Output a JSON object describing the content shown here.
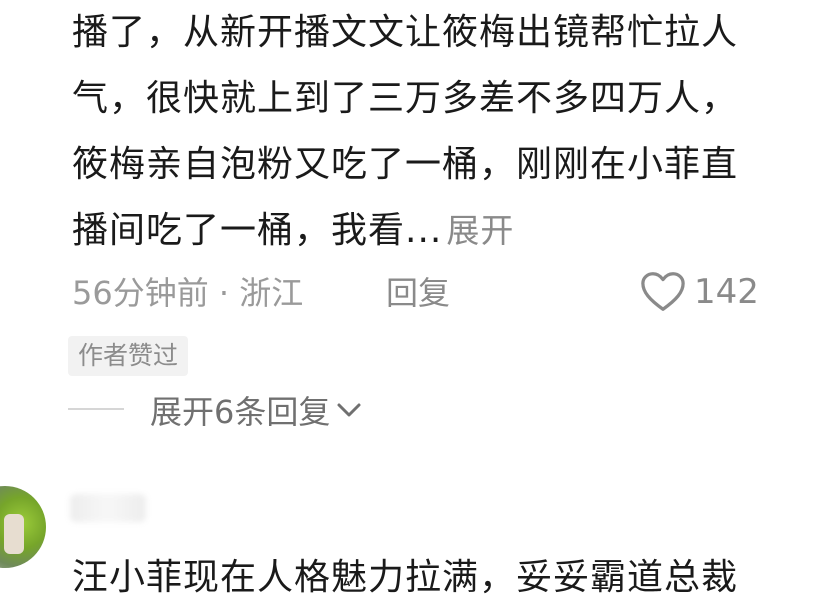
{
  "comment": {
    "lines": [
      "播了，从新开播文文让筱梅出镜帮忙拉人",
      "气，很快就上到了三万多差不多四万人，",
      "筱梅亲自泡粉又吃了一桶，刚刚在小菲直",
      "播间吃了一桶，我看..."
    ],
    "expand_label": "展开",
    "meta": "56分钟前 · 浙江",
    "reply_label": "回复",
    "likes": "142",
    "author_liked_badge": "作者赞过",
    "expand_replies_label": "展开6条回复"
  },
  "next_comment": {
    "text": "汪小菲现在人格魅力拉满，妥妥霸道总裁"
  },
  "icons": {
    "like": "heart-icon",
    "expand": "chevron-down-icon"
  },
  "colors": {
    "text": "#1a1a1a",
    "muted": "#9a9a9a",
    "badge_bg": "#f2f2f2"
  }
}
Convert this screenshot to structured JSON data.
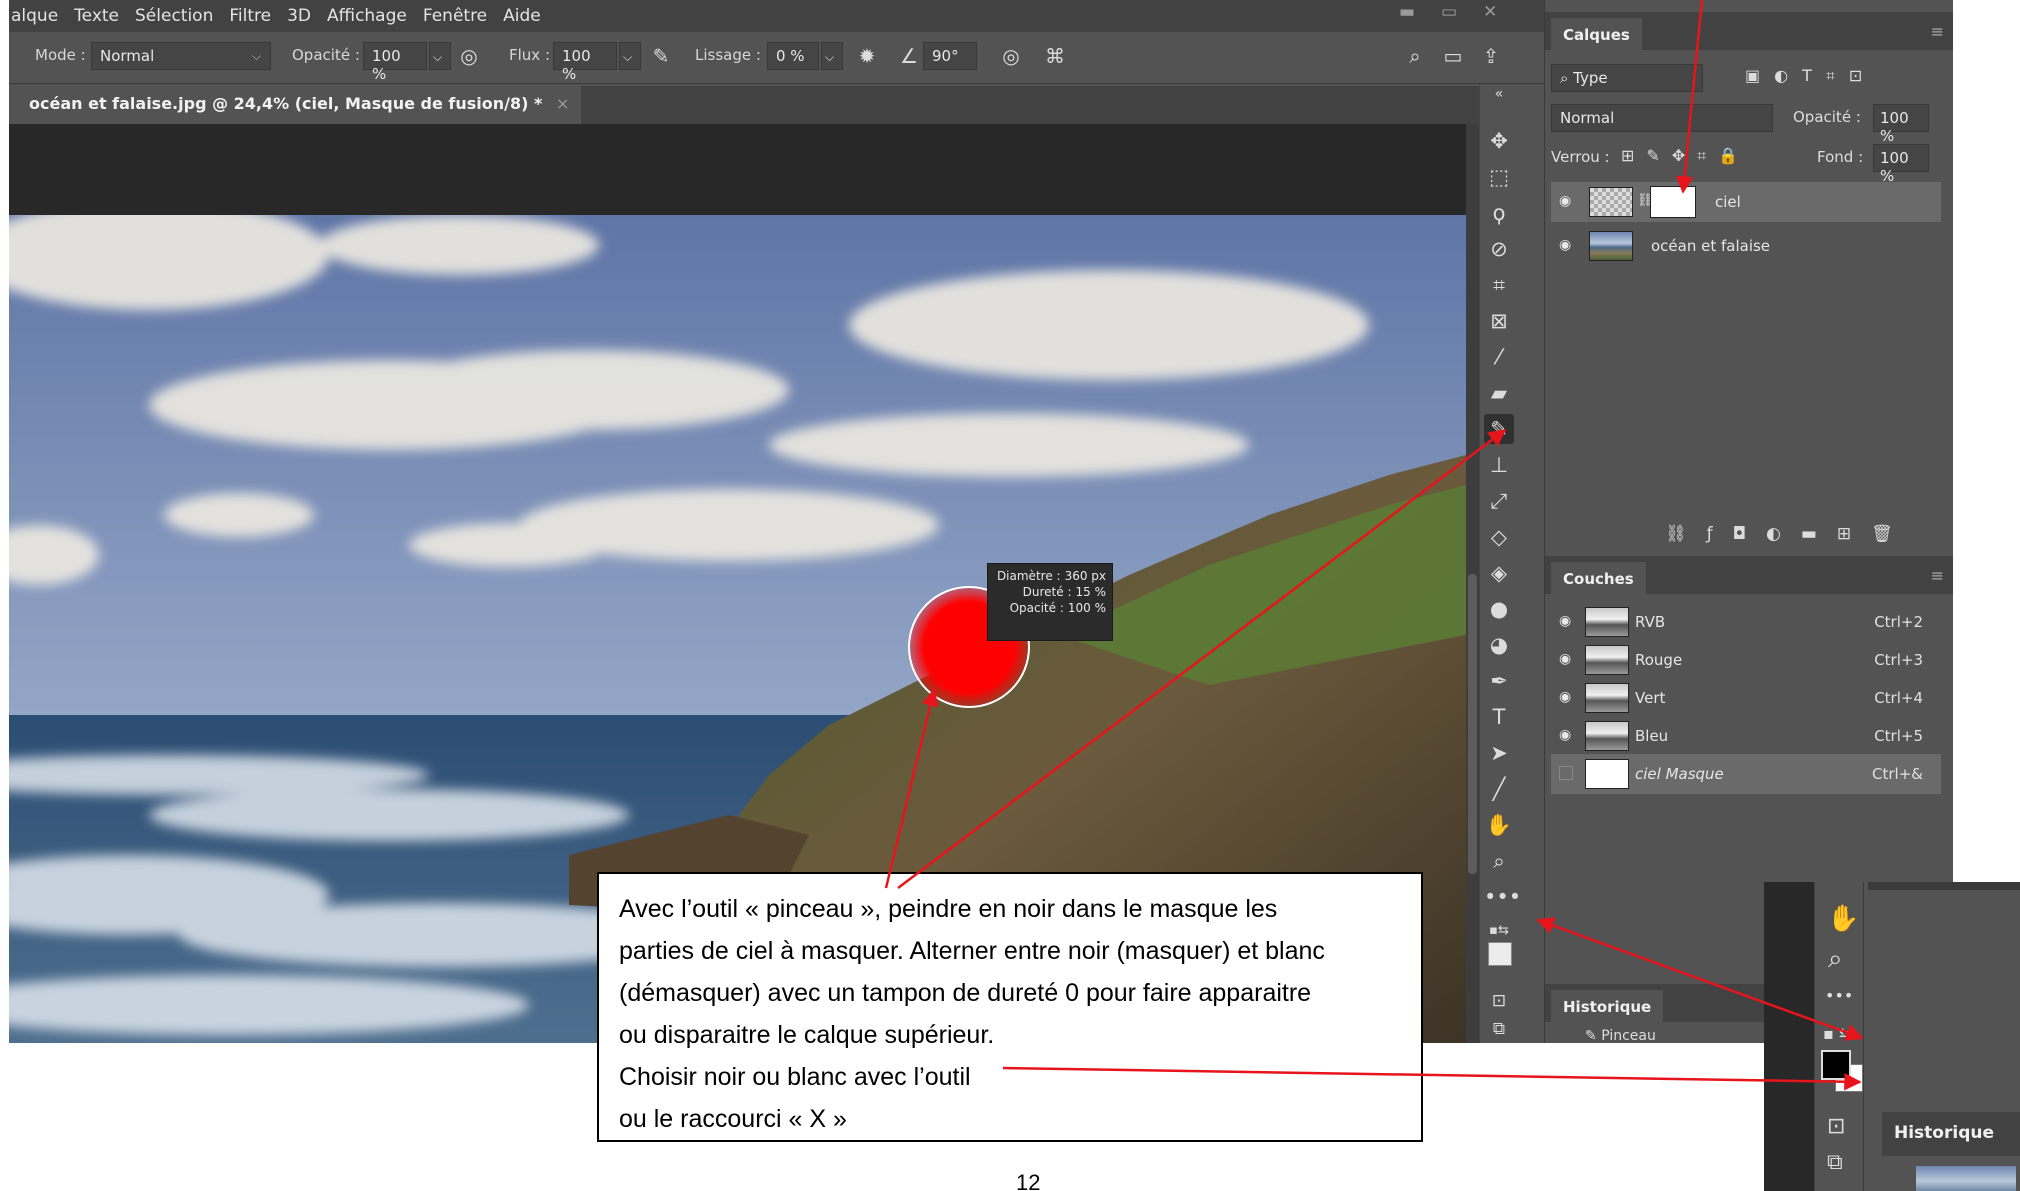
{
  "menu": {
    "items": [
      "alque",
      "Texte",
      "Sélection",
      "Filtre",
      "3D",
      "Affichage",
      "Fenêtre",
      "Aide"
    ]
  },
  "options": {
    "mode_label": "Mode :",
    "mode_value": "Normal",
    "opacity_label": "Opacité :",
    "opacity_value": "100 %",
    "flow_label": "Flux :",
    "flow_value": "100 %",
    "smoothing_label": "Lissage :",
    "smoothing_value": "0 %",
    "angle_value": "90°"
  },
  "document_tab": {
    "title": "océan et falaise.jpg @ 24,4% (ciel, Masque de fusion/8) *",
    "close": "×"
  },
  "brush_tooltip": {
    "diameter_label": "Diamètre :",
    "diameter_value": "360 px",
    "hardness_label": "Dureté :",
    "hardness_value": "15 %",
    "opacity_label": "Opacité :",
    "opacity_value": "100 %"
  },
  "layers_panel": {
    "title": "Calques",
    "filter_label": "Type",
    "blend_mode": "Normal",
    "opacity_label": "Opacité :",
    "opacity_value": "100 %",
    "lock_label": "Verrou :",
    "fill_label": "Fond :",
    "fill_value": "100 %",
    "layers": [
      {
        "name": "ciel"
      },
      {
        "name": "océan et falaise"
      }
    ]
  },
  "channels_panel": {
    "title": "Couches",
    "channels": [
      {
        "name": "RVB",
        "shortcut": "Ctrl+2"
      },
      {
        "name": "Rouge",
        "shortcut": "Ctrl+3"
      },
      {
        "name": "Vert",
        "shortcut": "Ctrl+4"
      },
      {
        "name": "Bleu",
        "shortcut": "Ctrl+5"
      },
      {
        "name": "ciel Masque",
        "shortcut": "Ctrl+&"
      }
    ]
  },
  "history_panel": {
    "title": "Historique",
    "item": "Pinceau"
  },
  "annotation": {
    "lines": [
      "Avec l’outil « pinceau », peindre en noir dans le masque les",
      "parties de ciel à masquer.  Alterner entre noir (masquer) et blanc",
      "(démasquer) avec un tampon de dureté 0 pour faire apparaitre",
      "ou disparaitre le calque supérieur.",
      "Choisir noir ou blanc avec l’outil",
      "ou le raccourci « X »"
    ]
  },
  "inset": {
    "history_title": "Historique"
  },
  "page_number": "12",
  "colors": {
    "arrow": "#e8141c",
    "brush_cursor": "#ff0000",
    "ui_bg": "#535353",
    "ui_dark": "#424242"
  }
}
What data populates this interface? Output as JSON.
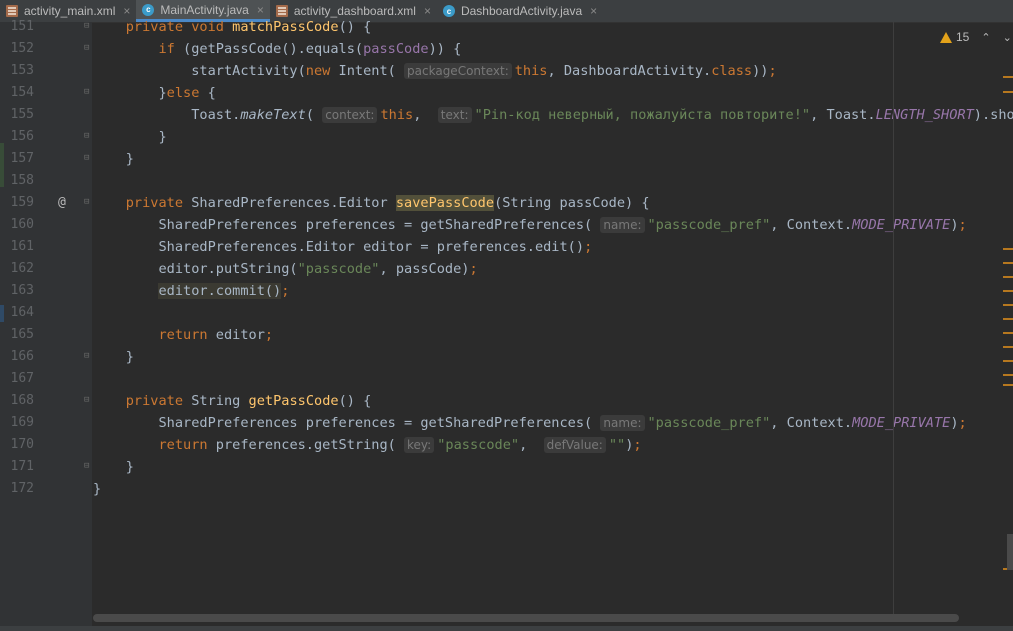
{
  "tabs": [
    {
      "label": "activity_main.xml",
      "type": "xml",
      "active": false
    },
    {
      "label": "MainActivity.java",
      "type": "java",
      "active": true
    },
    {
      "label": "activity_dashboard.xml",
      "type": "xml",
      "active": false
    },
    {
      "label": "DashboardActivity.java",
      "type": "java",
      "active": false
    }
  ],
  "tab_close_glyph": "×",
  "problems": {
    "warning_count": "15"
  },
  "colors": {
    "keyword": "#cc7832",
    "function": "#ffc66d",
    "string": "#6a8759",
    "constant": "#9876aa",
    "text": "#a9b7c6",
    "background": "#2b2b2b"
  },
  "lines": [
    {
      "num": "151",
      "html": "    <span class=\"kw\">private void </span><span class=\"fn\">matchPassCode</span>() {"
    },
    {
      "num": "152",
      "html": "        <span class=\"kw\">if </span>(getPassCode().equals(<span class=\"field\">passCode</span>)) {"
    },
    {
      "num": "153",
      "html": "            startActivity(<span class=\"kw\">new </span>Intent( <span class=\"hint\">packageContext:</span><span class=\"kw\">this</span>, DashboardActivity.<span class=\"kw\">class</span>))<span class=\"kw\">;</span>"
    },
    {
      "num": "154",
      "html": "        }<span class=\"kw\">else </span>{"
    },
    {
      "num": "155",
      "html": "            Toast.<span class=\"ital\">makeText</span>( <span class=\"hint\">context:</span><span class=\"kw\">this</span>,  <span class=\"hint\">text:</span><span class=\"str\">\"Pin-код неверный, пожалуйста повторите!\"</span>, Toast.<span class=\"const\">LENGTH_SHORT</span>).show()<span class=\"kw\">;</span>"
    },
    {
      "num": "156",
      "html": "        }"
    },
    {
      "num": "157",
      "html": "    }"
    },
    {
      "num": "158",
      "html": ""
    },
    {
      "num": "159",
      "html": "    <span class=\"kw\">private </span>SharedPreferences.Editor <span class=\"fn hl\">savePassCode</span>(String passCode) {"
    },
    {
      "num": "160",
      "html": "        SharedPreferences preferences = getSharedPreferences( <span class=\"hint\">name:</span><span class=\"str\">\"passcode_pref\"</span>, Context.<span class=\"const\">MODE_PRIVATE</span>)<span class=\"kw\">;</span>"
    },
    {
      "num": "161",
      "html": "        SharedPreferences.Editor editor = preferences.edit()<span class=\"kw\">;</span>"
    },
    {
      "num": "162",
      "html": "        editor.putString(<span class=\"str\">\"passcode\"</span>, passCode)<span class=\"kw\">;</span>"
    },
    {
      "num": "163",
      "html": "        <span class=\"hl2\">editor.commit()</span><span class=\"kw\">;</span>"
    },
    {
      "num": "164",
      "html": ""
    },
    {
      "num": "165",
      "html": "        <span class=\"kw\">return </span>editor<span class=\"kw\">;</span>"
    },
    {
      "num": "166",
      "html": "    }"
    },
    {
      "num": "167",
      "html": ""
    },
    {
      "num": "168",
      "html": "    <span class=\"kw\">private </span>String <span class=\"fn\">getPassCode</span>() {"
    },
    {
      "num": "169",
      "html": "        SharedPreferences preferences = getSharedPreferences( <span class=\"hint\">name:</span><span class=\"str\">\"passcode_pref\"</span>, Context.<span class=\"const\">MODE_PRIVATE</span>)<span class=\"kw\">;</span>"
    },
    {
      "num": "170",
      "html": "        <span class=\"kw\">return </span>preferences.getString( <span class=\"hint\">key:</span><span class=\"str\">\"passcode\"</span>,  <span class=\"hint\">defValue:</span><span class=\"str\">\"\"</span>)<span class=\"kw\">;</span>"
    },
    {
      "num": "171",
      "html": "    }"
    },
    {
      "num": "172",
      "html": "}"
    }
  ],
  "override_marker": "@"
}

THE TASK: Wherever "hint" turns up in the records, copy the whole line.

RESPONSE AREA:
      "html": "            startActivity(<span class=\"kw\">new </span>Intent( <span class=\"hint\">packageContext:</span><span class=\"kw\">this</span>, DashboardActivity.<span class=\"kw\">class</span>))<span class=\"kw\">;</span>"
      "html": "            Toast.<span class=\"ital\">makeText</span>( <span class=\"hint\">context:</span><span class=\"kw\">this</span>,  <span class=\"hint\">text:</span><span class=\"str\">\"Pin-код неверный, пожалуйста повторите!\"</span>, Toast.<span class=\"const\">LENGTH_SHORT</span>).show()<span class=\"kw\">;</span>"
      "html": "        SharedPreferences preferences = getSharedPreferences( <span class=\"hint\">name:</span><span class=\"str\">\"passcode_pref\"</span>, Context.<span class=\"const\">MODE_PRIVATE</span>)<span class=\"kw\">;</span>"
      "html": "        SharedPreferences preferences = getSharedPreferences( <span class=\"hint\">name:</span><span class=\"str\">\"passcode_pref\"</span>, Context.<span class=\"const\">MODE_PRIVATE</span>)<span class=\"kw\">;</span>"
      "html": "        <span class=\"kw\">return </span>preferences.getString( <span class=\"hint\">key:</span><span class=\"str\">\"passcode\"</span>,  <span class=\"hint\">defValue:</span><span class=\"str\">\"\"</span>)<span class=\"kw\">;</span>"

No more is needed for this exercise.